TASK >>
Below are records; write all of them out exactly.

MATERIAL FOR THIS EXERCISE >>
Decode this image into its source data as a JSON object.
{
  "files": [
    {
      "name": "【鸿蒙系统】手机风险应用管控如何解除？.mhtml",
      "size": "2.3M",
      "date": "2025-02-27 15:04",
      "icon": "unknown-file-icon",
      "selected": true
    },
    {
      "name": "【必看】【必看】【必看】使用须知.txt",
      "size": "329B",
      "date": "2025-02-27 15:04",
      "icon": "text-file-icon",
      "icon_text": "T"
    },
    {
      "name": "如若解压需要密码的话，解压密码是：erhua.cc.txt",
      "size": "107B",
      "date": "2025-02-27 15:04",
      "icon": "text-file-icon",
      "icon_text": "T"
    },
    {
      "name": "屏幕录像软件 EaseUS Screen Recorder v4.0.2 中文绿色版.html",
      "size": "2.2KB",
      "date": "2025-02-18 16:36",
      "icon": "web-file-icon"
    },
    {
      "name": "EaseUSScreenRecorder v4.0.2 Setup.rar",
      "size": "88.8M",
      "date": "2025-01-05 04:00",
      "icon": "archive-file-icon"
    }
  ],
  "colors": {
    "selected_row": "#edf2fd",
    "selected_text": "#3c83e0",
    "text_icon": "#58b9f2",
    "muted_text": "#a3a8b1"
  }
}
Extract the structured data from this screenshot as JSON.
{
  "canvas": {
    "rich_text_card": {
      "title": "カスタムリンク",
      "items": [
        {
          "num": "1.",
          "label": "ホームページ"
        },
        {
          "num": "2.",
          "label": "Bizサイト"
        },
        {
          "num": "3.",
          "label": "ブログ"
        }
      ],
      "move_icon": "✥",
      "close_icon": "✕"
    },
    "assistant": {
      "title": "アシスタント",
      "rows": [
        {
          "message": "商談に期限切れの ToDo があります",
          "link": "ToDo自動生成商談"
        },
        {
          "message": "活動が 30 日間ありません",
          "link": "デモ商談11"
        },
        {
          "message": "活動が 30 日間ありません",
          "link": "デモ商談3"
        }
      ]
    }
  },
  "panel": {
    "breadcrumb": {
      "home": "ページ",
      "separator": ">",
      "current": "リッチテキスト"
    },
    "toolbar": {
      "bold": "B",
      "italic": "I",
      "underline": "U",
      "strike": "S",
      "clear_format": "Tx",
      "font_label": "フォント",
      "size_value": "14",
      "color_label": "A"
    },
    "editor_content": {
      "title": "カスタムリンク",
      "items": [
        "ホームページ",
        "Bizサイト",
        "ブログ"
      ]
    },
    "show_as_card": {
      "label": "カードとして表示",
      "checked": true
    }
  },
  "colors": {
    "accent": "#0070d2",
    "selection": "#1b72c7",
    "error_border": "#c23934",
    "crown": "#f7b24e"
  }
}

ANSWER SECTION >>
Decode this image into its source data as a JSON object.
{
  "files": [
    {
      "name": "【鸿蒙系统】手机风险应用管控如何解除？.mhtml",
      "size": "2.3M",
      "date": "2025-02-27 15:04",
      "icon": "unknown-file-icon",
      "selected": true
    },
    {
      "name": "【必看】【必看】【必看】使用须知.txt",
      "size": "329B",
      "date": "2025-02-27 15:04",
      "icon": "text-file-icon",
      "icon_text": "T"
    },
    {
      "name": "如若解压需要密码的话，解压密码是：erhua.cc.txt",
      "size": "107B",
      "date": "2025-02-27 15:04",
      "icon": "text-file-icon",
      "icon_text": "T"
    },
    {
      "name": "屏幕录像软件 EaseUS Screen Recorder v4.0.2 中文绿色版.html",
      "size": "2.2KB",
      "date": "2025-02-18 16:36",
      "icon": "web-file-icon"
    },
    {
      "name": "EaseUSScreenRecorder v4.0.2 Setup.rar",
      "size": "88.8M",
      "date": "2025-01-05 04:00",
      "icon": "archive-file-icon"
    }
  ],
  "colors": {
    "selected_row": "#edf2fd",
    "selected_text": "#3c83e0",
    "text_icon": "#58b9f2",
    "muted_text": "#a3a8b1"
  }
}
Extract the structured data from this screenshot as JSON.
{
  "canvas": {
    "rich_text_card": {
      "title": "カスタムリンク",
      "items": [
        {
          "num": "1.",
          "label": "ホームページ"
        },
        {
          "num": "2.",
          "label": "Bizサイト"
        },
        {
          "num": "3.",
          "label": "ブログ"
        }
      ],
      "move_icon": "✥",
      "close_icon": "✕"
    },
    "assistant": {
      "title": "アシスタント",
      "rows": [
        {
          "message": "商談に期限切れの ToDo があります",
          "link": "ToDo自動生成商談"
        },
        {
          "message": "活動が 30 日間ありません",
          "link": "デモ商談11"
        },
        {
          "message": "活動が 30 日間ありません",
          "link": "デモ商談3"
        }
      ]
    }
  },
  "panel": {
    "breadcrumb": {
      "home": "ページ",
      "separator": ">",
      "current": "リッチテキスト"
    },
    "toolbar": {
      "bold": "B",
      "italic": "I",
      "underline": "U",
      "strike": "S",
      "clear_format": "Tx",
      "font_label": "フォント",
      "size_value": "14",
      "color_label": "A"
    },
    "editor_content": {
      "title": "カスタムリンク",
      "items": [
        "ホームページ",
        "Bizサイト",
        "ブログ"
      ]
    },
    "show_as_card": {
      "label": "カードとして表示",
      "checked": true
    }
  },
  "colors": {
    "accent": "#0070d2",
    "selection": "#1b72c7",
    "error_border": "#c23934",
    "crown": "#f7b24e"
  }
}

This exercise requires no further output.